The massive E3 demo for The Legend of Zelda: Breath of the Wild was certainly impressive. So impressive in fact, that it seems somebody tried to pinch it from the show floor.
This is, at this stage, nothing more than a rumour based on the words of a few hackers – but take a look at what we know, and decide for yourself.
First, a relatively famous Nintendo hacker known as NWPlayer123 confirmed that the “heist” did indeed go down.
NWPlayer123’s credentials are certainly solid – she leaked Splatoon DLC before Nintendo even announced it, and has data-mined a ton of big Nintendo games, including Super Smash Bros. Wii U.
She claimed that the hacker behind the (failed) E3 Zelda heist of 2016 was a 17-year-old previously known for hacking Mario Kart 8.
This 17-year-old/would-be criminal mastermind has since been in touch with Kotaku to reveal the details behind the job.
It should also be pointed out that the hacker had been tweeting about E3 long before the event, asking if anyone was willing to help distract attendants.
According to our hacker, all they needed to nab the game was access to a demo pod and a Wii U GamePad. From there, tools are available which allow hackers to “dump” the game data from any Wii U console.
Then, using another tool (called TCP Gecko), they can connect the system to a PC and start the transfer. This process can take a few hours, but the game will continue to run as normal, meaning nobody is likely to notice anything amiss.

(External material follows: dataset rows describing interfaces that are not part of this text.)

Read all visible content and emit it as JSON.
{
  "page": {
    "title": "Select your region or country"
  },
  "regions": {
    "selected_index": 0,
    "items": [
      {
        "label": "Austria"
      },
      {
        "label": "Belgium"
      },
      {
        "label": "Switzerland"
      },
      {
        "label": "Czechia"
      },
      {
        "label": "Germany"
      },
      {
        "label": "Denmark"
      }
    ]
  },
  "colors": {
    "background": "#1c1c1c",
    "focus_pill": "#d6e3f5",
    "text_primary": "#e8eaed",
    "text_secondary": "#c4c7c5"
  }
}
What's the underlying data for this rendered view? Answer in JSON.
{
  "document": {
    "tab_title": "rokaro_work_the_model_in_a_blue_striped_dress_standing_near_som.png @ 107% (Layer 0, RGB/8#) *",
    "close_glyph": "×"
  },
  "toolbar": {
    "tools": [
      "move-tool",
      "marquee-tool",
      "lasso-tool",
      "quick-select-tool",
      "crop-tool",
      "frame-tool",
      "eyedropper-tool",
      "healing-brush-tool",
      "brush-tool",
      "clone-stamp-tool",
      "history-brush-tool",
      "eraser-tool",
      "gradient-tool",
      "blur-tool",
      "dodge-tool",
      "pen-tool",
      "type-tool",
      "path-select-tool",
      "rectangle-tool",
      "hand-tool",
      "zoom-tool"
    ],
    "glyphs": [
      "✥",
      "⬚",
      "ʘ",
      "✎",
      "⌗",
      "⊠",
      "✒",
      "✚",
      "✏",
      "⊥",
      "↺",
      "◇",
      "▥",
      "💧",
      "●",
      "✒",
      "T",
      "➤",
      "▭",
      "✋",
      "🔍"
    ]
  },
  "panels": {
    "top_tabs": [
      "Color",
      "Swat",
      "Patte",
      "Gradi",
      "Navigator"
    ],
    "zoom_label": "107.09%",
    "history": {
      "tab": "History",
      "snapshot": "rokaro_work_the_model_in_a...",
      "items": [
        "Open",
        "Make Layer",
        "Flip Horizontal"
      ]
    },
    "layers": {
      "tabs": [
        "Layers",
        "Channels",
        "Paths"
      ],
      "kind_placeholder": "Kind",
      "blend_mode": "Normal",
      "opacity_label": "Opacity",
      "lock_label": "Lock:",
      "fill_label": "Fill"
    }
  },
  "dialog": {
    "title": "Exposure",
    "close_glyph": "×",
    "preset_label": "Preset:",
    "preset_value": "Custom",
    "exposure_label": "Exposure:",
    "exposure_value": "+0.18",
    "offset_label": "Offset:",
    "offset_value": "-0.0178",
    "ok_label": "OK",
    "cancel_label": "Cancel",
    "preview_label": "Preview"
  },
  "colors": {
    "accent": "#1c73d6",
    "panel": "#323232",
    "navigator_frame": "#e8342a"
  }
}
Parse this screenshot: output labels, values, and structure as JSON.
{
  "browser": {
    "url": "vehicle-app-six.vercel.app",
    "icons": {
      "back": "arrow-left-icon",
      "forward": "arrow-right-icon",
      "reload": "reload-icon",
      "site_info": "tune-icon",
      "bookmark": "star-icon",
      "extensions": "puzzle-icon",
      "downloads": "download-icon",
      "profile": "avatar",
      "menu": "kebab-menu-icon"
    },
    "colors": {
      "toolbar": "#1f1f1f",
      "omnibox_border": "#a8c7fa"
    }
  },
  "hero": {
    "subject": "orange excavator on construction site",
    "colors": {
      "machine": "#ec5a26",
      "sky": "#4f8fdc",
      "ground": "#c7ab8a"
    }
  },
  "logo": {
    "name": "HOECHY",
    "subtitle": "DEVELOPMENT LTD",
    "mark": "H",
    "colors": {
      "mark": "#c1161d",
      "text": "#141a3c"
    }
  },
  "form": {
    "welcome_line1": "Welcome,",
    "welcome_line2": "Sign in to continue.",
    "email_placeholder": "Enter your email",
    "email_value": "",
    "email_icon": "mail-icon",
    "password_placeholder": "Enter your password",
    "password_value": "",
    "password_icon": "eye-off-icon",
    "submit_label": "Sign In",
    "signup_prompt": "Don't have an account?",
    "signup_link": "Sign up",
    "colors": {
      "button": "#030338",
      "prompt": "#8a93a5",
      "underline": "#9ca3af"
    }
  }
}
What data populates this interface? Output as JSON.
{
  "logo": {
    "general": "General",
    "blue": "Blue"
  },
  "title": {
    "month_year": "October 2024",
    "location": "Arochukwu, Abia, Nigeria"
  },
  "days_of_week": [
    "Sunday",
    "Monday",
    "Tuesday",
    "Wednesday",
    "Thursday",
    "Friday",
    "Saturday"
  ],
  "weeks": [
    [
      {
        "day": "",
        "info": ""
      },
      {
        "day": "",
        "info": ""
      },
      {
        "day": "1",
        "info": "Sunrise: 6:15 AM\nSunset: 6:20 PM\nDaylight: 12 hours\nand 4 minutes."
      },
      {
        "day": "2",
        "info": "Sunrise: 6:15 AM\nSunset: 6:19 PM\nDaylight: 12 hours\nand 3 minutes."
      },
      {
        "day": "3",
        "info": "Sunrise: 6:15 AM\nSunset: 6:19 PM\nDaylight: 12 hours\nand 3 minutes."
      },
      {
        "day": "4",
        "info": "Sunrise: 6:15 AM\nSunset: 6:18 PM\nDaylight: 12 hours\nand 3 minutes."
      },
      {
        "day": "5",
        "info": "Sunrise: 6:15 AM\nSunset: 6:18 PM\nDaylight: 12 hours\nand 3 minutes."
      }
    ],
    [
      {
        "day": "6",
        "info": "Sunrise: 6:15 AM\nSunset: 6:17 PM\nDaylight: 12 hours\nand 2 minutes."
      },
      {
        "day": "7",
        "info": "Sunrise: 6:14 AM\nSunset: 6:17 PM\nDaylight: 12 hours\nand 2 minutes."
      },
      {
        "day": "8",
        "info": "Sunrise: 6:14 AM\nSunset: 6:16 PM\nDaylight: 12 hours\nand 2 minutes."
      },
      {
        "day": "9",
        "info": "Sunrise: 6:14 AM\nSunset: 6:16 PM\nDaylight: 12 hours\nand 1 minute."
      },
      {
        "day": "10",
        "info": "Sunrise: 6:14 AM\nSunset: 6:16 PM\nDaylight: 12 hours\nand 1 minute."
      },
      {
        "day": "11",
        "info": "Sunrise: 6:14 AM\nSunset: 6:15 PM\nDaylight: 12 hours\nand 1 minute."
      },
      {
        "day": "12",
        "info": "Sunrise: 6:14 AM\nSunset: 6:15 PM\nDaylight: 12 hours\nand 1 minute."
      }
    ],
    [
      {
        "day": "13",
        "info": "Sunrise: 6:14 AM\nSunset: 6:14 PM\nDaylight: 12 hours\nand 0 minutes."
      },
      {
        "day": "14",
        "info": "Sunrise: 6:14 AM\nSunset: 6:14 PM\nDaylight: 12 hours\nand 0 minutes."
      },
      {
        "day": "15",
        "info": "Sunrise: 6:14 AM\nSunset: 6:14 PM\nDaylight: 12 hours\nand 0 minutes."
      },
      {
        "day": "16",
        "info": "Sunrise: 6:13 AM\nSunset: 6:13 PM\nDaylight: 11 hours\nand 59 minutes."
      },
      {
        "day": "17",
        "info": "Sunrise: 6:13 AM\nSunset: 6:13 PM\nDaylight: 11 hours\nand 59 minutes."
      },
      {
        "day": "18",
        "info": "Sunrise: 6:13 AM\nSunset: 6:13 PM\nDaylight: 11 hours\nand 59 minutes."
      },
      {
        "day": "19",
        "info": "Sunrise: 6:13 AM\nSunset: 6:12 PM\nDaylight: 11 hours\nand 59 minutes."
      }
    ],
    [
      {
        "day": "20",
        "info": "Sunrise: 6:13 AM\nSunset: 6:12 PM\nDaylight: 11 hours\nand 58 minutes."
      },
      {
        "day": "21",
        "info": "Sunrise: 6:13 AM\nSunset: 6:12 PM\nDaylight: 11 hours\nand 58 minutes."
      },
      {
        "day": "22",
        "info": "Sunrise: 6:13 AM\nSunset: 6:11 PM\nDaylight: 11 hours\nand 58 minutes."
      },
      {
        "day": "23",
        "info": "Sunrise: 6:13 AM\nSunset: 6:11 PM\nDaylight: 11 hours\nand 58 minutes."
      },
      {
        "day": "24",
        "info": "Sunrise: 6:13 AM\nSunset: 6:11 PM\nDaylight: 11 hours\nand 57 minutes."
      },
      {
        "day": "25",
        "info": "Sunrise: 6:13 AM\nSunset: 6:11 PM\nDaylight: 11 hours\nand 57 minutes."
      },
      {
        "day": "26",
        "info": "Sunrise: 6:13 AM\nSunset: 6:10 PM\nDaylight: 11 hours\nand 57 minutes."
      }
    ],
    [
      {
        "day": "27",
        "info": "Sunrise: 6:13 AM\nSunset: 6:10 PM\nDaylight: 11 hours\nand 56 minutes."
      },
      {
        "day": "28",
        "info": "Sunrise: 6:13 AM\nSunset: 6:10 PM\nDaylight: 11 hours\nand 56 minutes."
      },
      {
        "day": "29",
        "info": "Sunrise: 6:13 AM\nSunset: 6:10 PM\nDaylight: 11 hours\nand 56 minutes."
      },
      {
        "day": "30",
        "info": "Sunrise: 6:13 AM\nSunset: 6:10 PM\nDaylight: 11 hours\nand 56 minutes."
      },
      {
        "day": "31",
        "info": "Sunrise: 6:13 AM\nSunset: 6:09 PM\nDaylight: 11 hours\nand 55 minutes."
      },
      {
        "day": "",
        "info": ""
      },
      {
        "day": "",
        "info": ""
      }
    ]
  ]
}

The creator of TCP Gecko, A.W. Chadwick, verified the above:
The user would navigate to a special webpage which tricks the Wii U into running code not developed by Nintendo (we call this arbitrary code execution (ACE)). Once the user has achieved ACE, they can then cause the Wii U to do almost anything they would like it to.Advertisement
But unfortunately for the hacker, disaster struck. The Wii U units running Breath of the Wild were not retail ones, meaning a hasty bit of re-coding was required.
The hacker told Kotaku:
Having to code stuff last minute was a sort of stressing ideal. Mainly [because] you never know how long or how much testing one might need to do before it works, and [there being] a very strict timeframe made the situation worse.
Returning on day two, the hacker learned that the units at E3 weren’t connected to the internet – presenting an obvious problem for the intended hack.
The hacker apparently managed to find a secret button combination which allowed them to access to the menu on the development unit and turn on the internet connection, only for TCP Gecko to copy the wrong files.
At this point NWPlayer123 stepped in to help tweak the tool and fix this issue, meaning the hacker had only one day remaining to get what they needed.
But as you’ve probably gathered from the headline, this story ends in defeat. Despite arriving early on Thursday, all the demo units were already booked for the day – The hacker never got a chance to get in and do what needed to be done as a result.
Once again, there’s nothing concrete to say that this story is true, or what the hacker would have done with the files if they had been successful. For her part, NWPlayer123 claims that she was only interested in the music files.
I suppose we’ll just have to wait till The Legend of Zelda: Breath of the Wild launches in 2017 before we can finally play it. At least then, it’ll be legit.